This is part one of a threefour nine part blog post where I describe how to use OAuth2 (and PKCE) with LabVIEW. OAuth2 is used to authenticate with web services such as Google, Twitter, Facebook, and almost every major cloud-based service today.
I own a slightly faulty beverage refrigerator. What makes it slightly faulty is that it sometimes wants to be a beverage freezer—it starts cooling, and doesn’t stop. It only does this rarely, and is otherwise a nice enough refrigerator that fits conveniently in a spot in our laundry room, so I’m hesitant to replace it. Instead, being the engineer I am, I decided to address the issue with more technology!
I purchased a Wireless SensorTag and a Wemo Mini Smart Plug to solve the problem. The Wemo Wifi plug controls power to the refrigerator. The Wireless Tag monitors temperature and humidity in the fridge. I use an IFTTT recipe to turn on the power when the temperature is too high, and turn off the power when the temperature is too low. I ask it to keep the temperature within a four Fahrenheit degree temperature range. On average, it is on for one hour, off for four hours, and then repeats.

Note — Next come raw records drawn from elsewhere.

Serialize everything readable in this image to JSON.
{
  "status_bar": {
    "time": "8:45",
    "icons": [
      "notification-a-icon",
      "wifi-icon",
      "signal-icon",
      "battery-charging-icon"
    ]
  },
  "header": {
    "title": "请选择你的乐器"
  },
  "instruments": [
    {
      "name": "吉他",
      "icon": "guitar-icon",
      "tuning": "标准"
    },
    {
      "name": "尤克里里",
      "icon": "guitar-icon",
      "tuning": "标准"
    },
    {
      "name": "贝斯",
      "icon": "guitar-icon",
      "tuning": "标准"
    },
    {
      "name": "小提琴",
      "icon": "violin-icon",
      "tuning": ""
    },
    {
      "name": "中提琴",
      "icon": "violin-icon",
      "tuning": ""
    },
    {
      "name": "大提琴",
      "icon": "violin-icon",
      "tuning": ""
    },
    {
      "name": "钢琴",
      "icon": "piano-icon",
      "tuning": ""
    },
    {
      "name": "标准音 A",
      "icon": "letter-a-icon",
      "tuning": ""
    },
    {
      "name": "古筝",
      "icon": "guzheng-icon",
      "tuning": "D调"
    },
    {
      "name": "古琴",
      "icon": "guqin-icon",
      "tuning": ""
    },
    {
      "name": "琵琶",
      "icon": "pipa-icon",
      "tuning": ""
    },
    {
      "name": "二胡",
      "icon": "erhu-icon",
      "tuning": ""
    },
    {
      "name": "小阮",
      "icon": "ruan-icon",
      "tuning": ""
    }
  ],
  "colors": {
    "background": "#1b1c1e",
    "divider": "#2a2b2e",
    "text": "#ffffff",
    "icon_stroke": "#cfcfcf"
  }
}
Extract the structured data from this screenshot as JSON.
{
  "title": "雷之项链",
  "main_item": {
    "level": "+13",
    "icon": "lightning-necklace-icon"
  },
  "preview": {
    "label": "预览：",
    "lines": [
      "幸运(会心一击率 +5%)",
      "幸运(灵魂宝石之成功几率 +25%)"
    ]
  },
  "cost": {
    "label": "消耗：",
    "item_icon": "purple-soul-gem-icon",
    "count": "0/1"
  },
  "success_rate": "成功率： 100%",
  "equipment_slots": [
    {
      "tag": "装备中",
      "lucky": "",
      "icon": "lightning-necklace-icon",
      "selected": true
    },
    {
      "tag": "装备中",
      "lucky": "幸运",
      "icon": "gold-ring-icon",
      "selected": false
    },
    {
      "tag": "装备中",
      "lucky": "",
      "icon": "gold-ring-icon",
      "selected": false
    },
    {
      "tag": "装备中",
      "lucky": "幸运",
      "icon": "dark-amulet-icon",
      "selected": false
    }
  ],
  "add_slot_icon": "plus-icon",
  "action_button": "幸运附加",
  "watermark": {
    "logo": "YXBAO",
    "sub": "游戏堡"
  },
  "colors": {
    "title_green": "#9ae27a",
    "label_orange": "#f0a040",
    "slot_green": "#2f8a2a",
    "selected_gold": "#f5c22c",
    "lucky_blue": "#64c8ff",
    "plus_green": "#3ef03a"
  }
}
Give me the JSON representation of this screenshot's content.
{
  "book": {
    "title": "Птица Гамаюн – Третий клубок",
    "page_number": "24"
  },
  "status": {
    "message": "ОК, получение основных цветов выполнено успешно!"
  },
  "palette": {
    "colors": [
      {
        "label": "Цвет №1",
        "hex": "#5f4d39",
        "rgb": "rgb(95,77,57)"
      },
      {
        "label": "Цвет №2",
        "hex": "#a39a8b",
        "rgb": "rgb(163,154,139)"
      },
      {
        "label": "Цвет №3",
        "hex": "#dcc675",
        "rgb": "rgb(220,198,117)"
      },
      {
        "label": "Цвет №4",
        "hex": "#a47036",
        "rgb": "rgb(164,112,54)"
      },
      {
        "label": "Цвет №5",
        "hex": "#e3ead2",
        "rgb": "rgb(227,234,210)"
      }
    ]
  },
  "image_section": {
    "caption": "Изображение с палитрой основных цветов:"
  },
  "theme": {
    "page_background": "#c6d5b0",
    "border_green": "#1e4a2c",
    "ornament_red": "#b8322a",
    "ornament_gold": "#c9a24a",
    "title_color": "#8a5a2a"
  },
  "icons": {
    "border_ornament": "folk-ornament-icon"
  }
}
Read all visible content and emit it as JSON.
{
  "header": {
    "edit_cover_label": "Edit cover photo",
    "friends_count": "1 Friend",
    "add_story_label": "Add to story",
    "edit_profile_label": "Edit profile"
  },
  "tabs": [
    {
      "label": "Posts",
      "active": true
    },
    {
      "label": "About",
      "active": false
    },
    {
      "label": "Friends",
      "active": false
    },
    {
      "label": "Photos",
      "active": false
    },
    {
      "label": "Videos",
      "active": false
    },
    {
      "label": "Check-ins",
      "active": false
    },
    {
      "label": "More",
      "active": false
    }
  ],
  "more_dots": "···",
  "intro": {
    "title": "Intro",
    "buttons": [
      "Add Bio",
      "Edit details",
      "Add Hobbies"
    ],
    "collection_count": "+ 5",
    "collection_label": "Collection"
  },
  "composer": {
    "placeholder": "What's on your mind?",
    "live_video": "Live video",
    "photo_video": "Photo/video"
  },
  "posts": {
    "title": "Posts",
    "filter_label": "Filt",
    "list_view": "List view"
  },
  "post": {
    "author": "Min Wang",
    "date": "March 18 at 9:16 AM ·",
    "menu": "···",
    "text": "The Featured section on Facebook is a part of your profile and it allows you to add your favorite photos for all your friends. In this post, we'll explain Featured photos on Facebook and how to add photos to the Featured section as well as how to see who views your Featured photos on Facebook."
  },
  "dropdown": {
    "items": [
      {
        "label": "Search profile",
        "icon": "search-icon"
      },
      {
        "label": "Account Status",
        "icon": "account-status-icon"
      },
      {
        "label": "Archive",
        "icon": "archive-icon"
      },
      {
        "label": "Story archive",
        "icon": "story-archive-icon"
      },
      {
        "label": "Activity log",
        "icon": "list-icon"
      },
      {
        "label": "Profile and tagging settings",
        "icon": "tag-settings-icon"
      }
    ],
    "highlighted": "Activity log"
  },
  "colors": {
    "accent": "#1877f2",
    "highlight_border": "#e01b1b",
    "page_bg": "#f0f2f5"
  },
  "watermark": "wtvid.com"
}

It works surprisingly well. I set the Wireless Tag to send its data to the cloud every five minutes. I can view temperature and humidity graphs over the last several months and know it’s working. IFTTT is imperfect as a control system, but has worked out more reliably than expected. It’s only missed the too-high/too-low alarm twice in the few months since I’ve had this setup, and I work around this by having the alarm continue to trigger every fifteen minutes until the temperature is back in range.
All in, I’ve spent about $90 to avoid buying a new,
inexpensive refrigerator—but it was way more fun to do it this way!
I can’t help but wonder about using LabVIEW to replace IFTTT as the controller, or to use LabVIEW to analyze my months of temperature and humidity data—and that’s where this journey begins…